TASK BRIEF |
Copy out each line of the data that holds the string "offset".

Saved data entries |
___
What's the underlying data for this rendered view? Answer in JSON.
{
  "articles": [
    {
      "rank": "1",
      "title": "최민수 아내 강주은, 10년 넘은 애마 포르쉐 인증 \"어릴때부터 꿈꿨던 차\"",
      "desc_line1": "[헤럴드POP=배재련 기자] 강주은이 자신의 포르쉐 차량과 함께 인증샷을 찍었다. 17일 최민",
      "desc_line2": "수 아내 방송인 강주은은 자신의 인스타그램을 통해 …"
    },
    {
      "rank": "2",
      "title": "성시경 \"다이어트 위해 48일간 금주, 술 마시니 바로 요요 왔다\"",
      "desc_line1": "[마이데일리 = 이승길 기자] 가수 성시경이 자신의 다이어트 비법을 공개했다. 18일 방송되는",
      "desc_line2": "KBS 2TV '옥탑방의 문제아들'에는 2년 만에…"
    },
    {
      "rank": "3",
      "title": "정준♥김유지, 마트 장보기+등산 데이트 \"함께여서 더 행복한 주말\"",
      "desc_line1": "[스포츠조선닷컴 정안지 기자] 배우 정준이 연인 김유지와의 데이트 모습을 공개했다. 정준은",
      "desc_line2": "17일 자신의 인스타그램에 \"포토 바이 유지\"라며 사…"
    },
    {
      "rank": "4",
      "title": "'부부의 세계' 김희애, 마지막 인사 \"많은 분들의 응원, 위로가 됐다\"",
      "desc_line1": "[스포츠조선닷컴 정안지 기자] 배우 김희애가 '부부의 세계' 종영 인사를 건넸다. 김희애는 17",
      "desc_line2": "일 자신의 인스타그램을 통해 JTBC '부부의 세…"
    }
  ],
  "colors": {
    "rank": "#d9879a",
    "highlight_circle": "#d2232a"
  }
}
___
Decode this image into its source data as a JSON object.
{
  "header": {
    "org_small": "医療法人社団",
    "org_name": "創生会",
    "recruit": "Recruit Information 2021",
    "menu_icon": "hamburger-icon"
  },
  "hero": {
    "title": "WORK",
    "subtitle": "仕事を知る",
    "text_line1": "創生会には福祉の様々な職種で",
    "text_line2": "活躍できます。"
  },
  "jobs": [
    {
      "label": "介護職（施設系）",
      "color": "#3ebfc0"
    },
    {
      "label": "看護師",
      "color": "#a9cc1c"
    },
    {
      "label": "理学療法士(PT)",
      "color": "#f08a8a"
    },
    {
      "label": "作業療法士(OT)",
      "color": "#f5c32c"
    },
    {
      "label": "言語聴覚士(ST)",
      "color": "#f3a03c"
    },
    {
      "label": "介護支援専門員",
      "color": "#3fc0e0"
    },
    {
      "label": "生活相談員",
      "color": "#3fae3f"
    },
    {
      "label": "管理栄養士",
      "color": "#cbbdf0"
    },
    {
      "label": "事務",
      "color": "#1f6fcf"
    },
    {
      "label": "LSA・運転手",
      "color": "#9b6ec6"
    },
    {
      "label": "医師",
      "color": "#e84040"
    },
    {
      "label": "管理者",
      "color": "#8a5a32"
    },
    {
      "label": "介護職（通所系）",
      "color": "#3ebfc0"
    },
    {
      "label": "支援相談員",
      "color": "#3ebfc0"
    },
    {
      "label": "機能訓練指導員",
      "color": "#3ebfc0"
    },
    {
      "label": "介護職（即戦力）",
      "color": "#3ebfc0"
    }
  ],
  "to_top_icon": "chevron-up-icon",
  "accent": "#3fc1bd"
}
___
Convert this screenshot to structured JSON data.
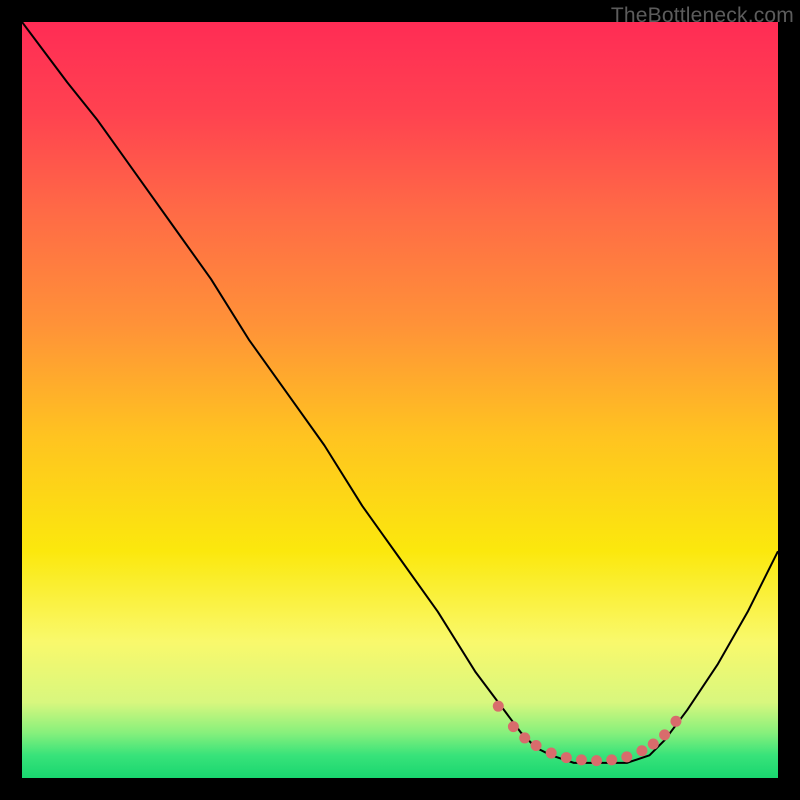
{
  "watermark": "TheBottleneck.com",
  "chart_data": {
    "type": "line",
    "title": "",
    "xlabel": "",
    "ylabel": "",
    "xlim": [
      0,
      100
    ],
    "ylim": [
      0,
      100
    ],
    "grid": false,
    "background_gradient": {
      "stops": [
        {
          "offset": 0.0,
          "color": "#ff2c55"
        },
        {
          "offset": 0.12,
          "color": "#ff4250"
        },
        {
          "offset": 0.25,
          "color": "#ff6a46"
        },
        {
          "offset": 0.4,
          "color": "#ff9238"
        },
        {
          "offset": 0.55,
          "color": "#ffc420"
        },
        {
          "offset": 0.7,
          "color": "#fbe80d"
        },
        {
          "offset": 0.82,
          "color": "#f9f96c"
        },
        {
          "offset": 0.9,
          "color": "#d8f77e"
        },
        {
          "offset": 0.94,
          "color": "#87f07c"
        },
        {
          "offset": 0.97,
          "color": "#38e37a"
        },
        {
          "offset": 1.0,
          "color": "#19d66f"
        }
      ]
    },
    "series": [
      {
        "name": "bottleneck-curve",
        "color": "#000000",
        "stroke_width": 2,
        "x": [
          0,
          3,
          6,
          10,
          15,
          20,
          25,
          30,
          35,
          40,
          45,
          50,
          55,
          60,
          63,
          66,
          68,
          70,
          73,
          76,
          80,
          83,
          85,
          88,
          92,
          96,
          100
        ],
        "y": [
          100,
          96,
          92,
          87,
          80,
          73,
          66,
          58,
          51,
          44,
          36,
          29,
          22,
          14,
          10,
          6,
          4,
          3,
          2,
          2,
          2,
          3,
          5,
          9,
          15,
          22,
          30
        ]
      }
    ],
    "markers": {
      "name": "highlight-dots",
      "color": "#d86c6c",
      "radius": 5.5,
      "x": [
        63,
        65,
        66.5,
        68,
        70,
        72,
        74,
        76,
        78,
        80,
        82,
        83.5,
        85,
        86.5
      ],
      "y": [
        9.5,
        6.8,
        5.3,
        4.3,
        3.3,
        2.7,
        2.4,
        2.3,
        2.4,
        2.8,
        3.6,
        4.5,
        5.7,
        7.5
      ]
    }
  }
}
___
ANSWER |
          "offset": 0.0,
          "offset": 0.12,
          "offset": 0.25,
          "offset": 0.4,
          "offset": 0.55,
          "offset": 0.7,
          "offset": 0.82,
          "offset": 0.9,
          "offset": 0.94,
          "offset": 0.97,
          "offset": 1.0,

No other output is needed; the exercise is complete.